> **ACTIVITY**: Every line with the string "label" in it belongs in your answer, so copy them all from the data.
################
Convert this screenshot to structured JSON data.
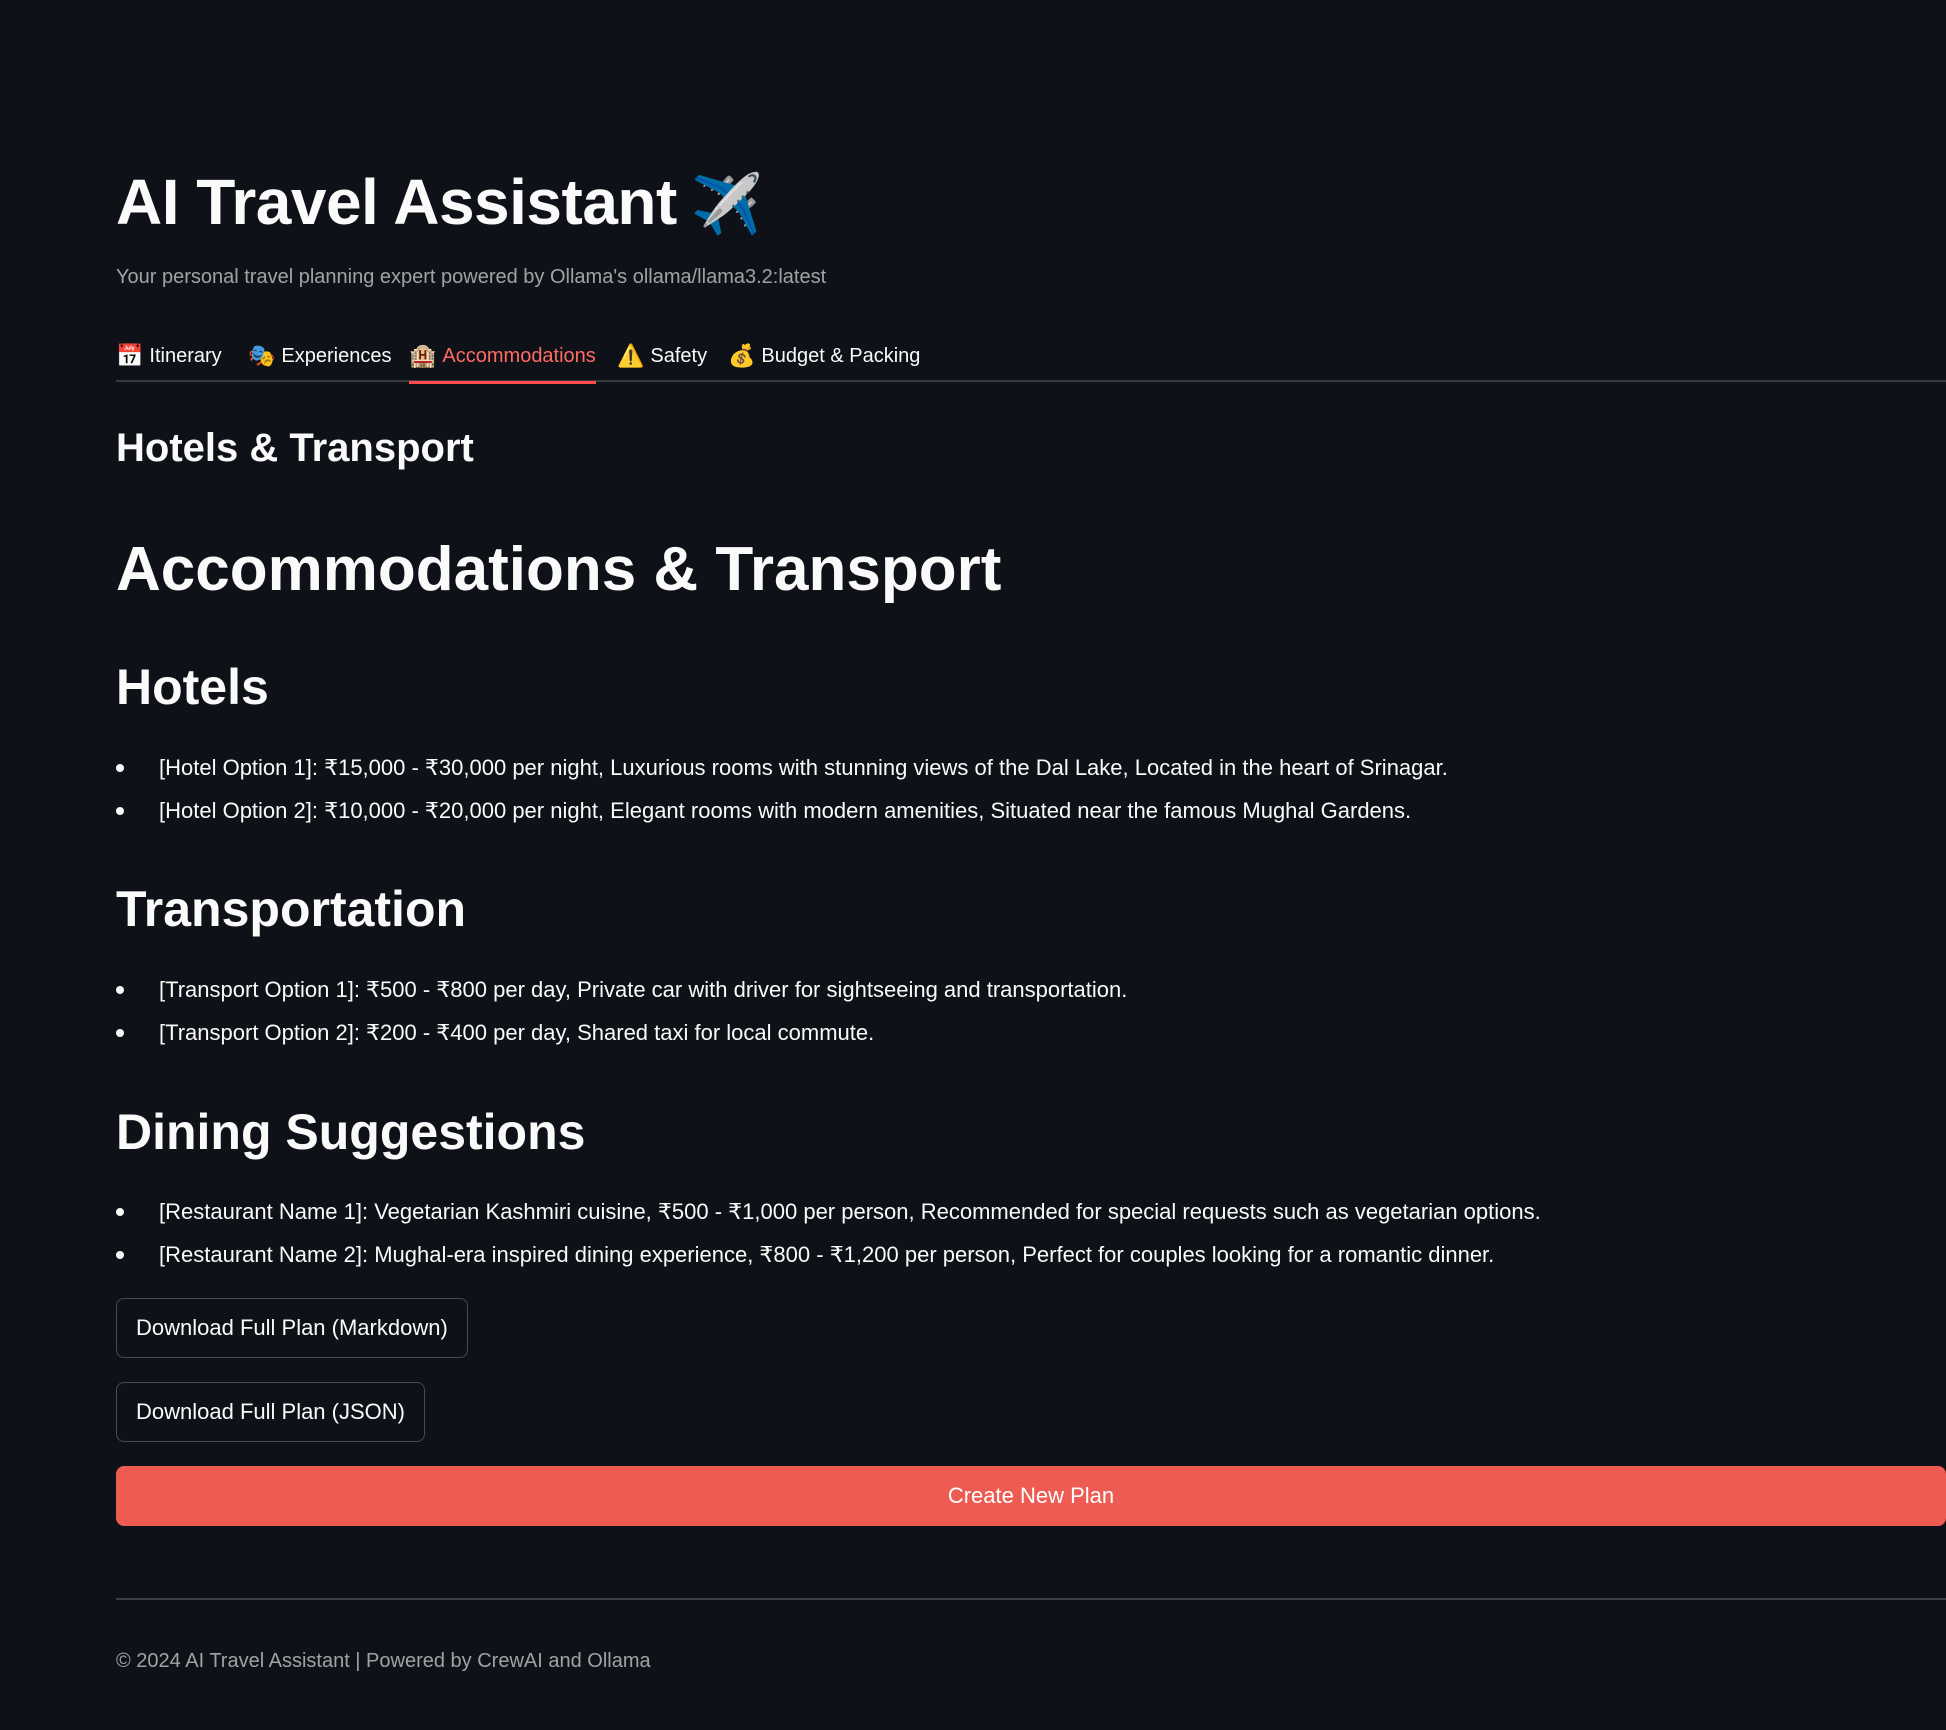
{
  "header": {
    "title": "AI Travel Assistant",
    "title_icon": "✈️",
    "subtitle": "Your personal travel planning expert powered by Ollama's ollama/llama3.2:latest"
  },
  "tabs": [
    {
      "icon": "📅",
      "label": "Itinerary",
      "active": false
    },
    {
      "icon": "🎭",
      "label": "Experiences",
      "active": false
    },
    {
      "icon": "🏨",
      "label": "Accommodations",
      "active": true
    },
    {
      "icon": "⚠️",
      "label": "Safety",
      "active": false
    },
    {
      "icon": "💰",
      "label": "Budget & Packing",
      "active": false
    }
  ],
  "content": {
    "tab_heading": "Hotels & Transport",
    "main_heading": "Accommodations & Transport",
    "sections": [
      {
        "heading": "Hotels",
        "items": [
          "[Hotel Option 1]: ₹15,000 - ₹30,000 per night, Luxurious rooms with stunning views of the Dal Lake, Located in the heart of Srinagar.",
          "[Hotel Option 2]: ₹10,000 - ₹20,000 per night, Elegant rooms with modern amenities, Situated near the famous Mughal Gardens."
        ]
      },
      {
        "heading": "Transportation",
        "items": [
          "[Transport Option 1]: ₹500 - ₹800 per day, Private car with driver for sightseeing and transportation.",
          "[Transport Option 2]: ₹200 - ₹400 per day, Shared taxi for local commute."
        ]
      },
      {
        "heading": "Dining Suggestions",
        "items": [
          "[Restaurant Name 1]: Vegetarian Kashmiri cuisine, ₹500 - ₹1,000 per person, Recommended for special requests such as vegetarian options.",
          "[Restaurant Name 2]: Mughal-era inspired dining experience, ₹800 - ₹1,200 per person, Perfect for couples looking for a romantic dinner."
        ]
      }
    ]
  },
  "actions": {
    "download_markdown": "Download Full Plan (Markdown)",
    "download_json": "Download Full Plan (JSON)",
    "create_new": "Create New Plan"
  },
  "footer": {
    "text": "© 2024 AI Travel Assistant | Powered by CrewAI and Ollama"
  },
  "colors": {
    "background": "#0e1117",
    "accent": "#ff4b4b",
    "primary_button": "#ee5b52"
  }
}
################
> **SOLVED PROBLEM**:
      "label": "Itinerary",
      "label": "Experiences",
      "label": "Accommodations",
      "label": "Safety",
      "label": "Budget & Packing",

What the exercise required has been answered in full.